• **DIRECTIONS**:
Print the entries in full, word for word, but not the pictures.

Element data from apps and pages

'''

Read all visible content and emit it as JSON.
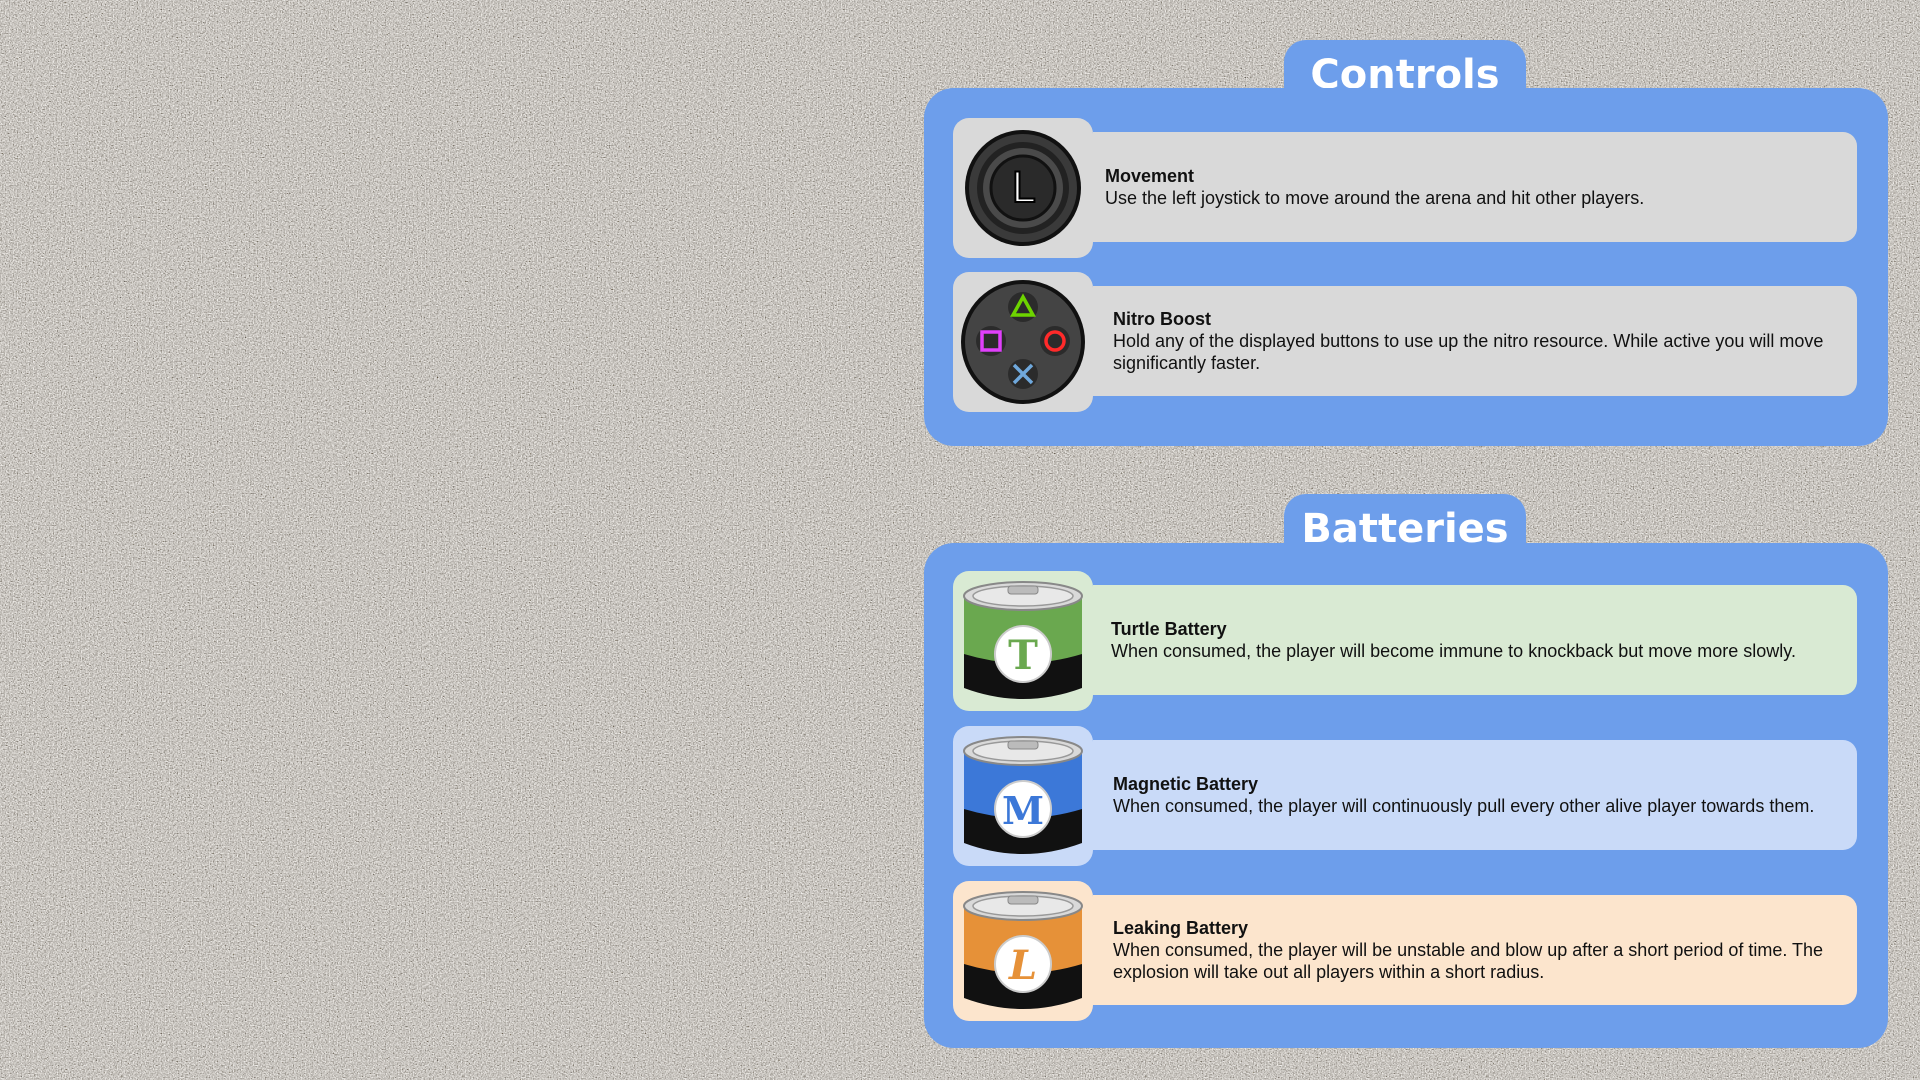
{
  "colors": {
    "panel": "#6d9eeb",
    "control_box": "#d9d9d9",
    "turtle_box": "#d9ead3",
    "magnetic_box": "#c9daf8",
    "leaking_box": "#fce5cd",
    "turtle_accent": "#6aa84f",
    "magnetic_accent": "#3c78d8",
    "leaking_accent": "#e69138"
  },
  "controls": {
    "title": "Controls",
    "items": [
      {
        "icon": "left-joystick-icon",
        "icon_letter": "L",
        "title": "Movement",
        "description": "Use the left joystick to move around the arena and hit other players."
      },
      {
        "icon": "face-buttons-icon",
        "title": "Nitro Boost",
        "description": "Hold any of the displayed buttons to use up the nitro resource. While active you will move significantly faster."
      }
    ]
  },
  "batteries": {
    "title": "Batteries",
    "items": [
      {
        "icon": "turtle-battery-icon",
        "icon_letter": "T",
        "title": "Turtle Battery",
        "description": "When consumed, the player will become immune to knockback but move more slowly."
      },
      {
        "icon": "magnetic-battery-icon",
        "icon_letter": "M",
        "title": "Magnetic Battery",
        "description": "When consumed, the player will continuously pull every other alive player towards them."
      },
      {
        "icon": "leaking-battery-icon",
        "icon_letter": "L",
        "title": "Leaking Battery",
        "description": "When consumed, the player will be unstable and blow up after a short period of time. The explosion will take out all players within a short radius."
      }
    ]
  }
}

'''

• **RESPONSE TO THIS TASK**:
Read all visible content and emit it as JSON.
{
  "colors": {
    "panel": "#6d9eeb",
    "control_box": "#d9d9d9",
    "turtle_box": "#d9ead3",
    "magnetic_box": "#c9daf8",
    "leaking_box": "#fce5cd",
    "turtle_accent": "#6aa84f",
    "magnetic_accent": "#3c78d8",
    "leaking_accent": "#e69138"
  },
  "controls": {
    "title": "Controls",
    "items": [
      {
        "icon": "left-joystick-icon",
        "icon_letter": "L",
        "title": "Movement",
        "description": "Use the left joystick to move around the arena and hit other players."
      },
      {
        "icon": "face-buttons-icon",
        "title": "Nitro Boost",
        "description": "Hold any of the displayed buttons to use up the nitro resource. While active you will move significantly faster."
      }
    ]
  },
  "batteries": {
    "title": "Batteries",
    "items": [
      {
        "icon": "turtle-battery-icon",
        "icon_letter": "T",
        "title": "Turtle Battery",
        "description": "When consumed, the player will become immune to knockback but move more slowly."
      },
      {
        "icon": "magnetic-battery-icon",
        "icon_letter": "M",
        "title": "Magnetic Battery",
        "description": "When consumed, the player will continuously pull every other alive player towards them."
      },
      {
        "icon": "leaking-battery-icon",
        "icon_letter": "L",
        "title": "Leaking Battery",
        "description": "When consumed, the player will be unstable and blow up after a short period of time. The explosion will take out all players within a short radius."
      }
    ]
  }
}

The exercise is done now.